Transport infrastructure is key for developing a sparsely populated country of this size and creating inclusive and equal market access for goods and services as well as enlarging the market size with regional integration. The former priority area transport has a long history of 30 years in the development cooperation of Namibia and Germany. Since then remarkable successes have been achieved. E.g.over 585 qualified civil engineers have graduated since 2005 and the construction and rehabilitation of more than 1800 km of roads has been co-financed by the Federal Republic of Germany. Against this backdrop, phasing out of the focal area was initiated in 2019. To date, the area comprises seven projects, which need to be finished. The focus in Financial Cooperation is on labour intensive road construction and support to the rehabilitation of key Namibian road infrastructure (inter alia upgrading the stretch between Usakos and Karibib). In addition, the extension of the UNAM Campus in Ongwediva for civil and environmental engineering and the PhD program is supported.
II. Sustainable development goals initiative
Cooperation is also continuing in the area of good governance with the aim of implementing the 2030 Agenda, the National development Plans and Harambee Prosperity Plan II by supporting: the National Planning Commission with planning processes and structures; the National Statistics Agency with strengthening the statistical system; the Revenue Authority and the Ministry of Finance to improve revenue collection for financing development priorities.
III. COVID-19 rescue package for small and medium-sized enterprises
During the COVID-19 pandemic, Namibia was forced to introduce strict measures to contain the spread of the virus, which have had a huge social and economic impact. The economy temporarily collapsed, tourism – a key industry for Namibia – was largely suspended, and the number of people living in poverty rose dramatically. There has since been a recovery, but it will probably be several years before things return to their pre-pandemic state.
Namibia launched a country-wide support package to mitigate the impact of the COVID-19 pandemic, protect jobs and keep businesses afloat. Among other things, small and medium-sized enterprises have access to low-interest bridging loans via the Development Bank of Namibia (DBN). Germany is helping to make these loans more attractive and increasing their impact by supplying its own loan to the DBN. The aim is to provide loans to at least 200 companies as part of this support programme.
IV. Regional Cooperation
German Development Cooperation has been supporting SADC (Southern African Development Community) for many years with the purpose of realizing the benefits of regional integration for the people in the SADC region, a community of 15 states in southern Africa. Focal areas of SADC-German cooperation:
· Regional Economic Integration
· Transboundary Water Management
· Transboundary Use and Protection of Natural Resources and Resilience to Climate Change
· Peace, Security and Good Governance SADC Organizational Capacity Building
V. Global, sector and regional projects

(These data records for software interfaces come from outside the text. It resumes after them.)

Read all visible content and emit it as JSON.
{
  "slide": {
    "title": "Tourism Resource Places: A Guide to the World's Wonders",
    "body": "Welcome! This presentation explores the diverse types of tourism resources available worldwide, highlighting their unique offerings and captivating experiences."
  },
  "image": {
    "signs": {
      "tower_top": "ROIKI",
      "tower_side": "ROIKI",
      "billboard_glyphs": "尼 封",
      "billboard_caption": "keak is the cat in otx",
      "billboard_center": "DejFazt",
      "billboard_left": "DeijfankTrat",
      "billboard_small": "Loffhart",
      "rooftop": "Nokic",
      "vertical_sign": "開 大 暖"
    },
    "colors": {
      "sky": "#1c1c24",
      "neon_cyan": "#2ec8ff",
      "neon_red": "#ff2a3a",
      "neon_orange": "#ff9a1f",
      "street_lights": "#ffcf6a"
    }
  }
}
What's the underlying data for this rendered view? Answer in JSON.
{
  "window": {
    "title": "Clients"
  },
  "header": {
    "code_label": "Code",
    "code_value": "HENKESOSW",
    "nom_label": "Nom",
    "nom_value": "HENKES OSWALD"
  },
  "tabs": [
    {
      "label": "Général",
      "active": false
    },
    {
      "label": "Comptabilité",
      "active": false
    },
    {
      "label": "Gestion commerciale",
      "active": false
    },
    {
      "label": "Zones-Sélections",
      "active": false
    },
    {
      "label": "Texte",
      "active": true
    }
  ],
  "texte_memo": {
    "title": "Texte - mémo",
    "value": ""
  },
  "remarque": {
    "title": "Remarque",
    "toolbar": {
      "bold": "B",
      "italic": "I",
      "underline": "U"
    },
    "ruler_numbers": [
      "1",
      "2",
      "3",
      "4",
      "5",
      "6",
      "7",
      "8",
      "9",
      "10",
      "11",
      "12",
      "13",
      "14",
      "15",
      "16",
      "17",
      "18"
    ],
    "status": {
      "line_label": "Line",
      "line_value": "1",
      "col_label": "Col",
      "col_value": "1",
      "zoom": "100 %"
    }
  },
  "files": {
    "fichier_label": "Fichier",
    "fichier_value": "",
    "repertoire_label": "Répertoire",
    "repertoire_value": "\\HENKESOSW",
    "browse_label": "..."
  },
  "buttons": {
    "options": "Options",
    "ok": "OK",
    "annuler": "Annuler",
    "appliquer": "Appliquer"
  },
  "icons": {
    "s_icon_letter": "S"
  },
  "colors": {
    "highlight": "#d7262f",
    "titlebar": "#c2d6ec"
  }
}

In addition to bilateral development cooperation, there are several global, sector and regional projects funded from BMZ and other German ministries (such as BMWK, BMUV, BMBF), which are supporting the three core areas. Projects focus inter alia on Bio-Innovation Africa; Partnerships against Wildlife Crime; conservation and sustainable Use of the Benguela Current Large Marine Ecosystem; Bioethanol Production; Strengthening Advisory Capacities for Land Management; Agri-Trade Policy Development, Power to X Hub Namibia; Energy Partnership Namibia; GetTransform; Green Hydrogen Business Alliance; Green Hydrogen Pilot Projects; MakeIT in Africa.